===== Given entries =====

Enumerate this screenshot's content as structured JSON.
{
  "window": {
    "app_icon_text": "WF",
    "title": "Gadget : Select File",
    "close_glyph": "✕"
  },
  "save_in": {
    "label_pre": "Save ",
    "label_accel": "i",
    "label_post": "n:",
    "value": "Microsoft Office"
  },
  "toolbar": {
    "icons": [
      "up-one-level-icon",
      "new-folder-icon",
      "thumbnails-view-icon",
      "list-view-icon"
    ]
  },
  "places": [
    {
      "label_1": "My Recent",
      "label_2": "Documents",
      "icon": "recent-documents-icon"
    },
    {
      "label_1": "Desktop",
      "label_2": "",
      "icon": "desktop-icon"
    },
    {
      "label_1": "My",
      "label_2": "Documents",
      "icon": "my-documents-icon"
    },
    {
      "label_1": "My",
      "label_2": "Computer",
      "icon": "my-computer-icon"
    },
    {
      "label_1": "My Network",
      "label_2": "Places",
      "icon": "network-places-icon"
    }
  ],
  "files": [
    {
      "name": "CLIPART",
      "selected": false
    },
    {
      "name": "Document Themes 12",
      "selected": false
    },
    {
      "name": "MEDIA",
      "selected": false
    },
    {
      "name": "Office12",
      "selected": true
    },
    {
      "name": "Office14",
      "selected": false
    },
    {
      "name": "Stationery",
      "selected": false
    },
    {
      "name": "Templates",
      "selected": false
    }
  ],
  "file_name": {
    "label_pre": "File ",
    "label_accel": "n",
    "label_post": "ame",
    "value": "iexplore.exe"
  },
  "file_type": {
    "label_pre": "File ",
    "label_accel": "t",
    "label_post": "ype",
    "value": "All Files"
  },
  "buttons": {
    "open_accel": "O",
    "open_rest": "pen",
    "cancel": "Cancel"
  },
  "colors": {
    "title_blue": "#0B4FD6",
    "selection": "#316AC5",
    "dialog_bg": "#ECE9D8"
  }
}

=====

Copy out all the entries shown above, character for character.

Enumerate this screenshot's content as structured JSON.
{
  "window": {
    "app_icon_text": "WF",
    "title": "Gadget : Select File",
    "close_glyph": "✕"
  },
  "save_in": {
    "label_pre": "Save ",
    "label_accel": "i",
    "label_post": "n:",
    "value": "Microsoft Office"
  },
  "toolbar": {
    "icons": [
      "up-one-level-icon",
      "new-folder-icon",
      "thumbnails-view-icon",
      "list-view-icon"
    ]
  },
  "places": [
    {
      "label_1": "My Recent",
      "label_2": "Documents",
      "icon": "recent-documents-icon"
    },
    {
      "label_1": "Desktop",
      "label_2": "",
      "icon": "desktop-icon"
    },
    {
      "label_1": "My",
      "label_2": "Documents",
      "icon": "my-documents-icon"
    },
    {
      "label_1": "My",
      "label_2": "Computer",
      "icon": "my-computer-icon"
    },
    {
      "label_1": "My Network",
      "label_2": "Places",
      "icon": "network-places-icon"
    }
  ],
  "files": [
    {
      "name": "CLIPART",
      "selected": false
    },
    {
      "name": "Document Themes 12",
      "selected": false
    },
    {
      "name": "MEDIA",
      "selected": false
    },
    {
      "name": "Office12",
      "selected": true
    },
    {
      "name": "Office14",
      "selected": false
    },
    {
      "name": "Stationery",
      "selected": false
    },
    {
      "name": "Templates",
      "selected": false
    }
  ],
  "file_name": {
    "label_pre": "File ",
    "label_accel": "n",
    "label_post": "ame",
    "value": "iexplore.exe"
  },
  "file_type": {
    "label_pre": "File ",
    "label_accel": "t",
    "label_post": "ype",
    "value": "All Files"
  },
  "buttons": {
    "open_accel": "O",
    "open_rest": "pen",
    "cancel": "Cancel"
  },
  "colors": {
    "title_blue": "#0B4FD6",
    "selection": "#316AC5",
    "dialog_bg": "#ECE9D8"
  }
}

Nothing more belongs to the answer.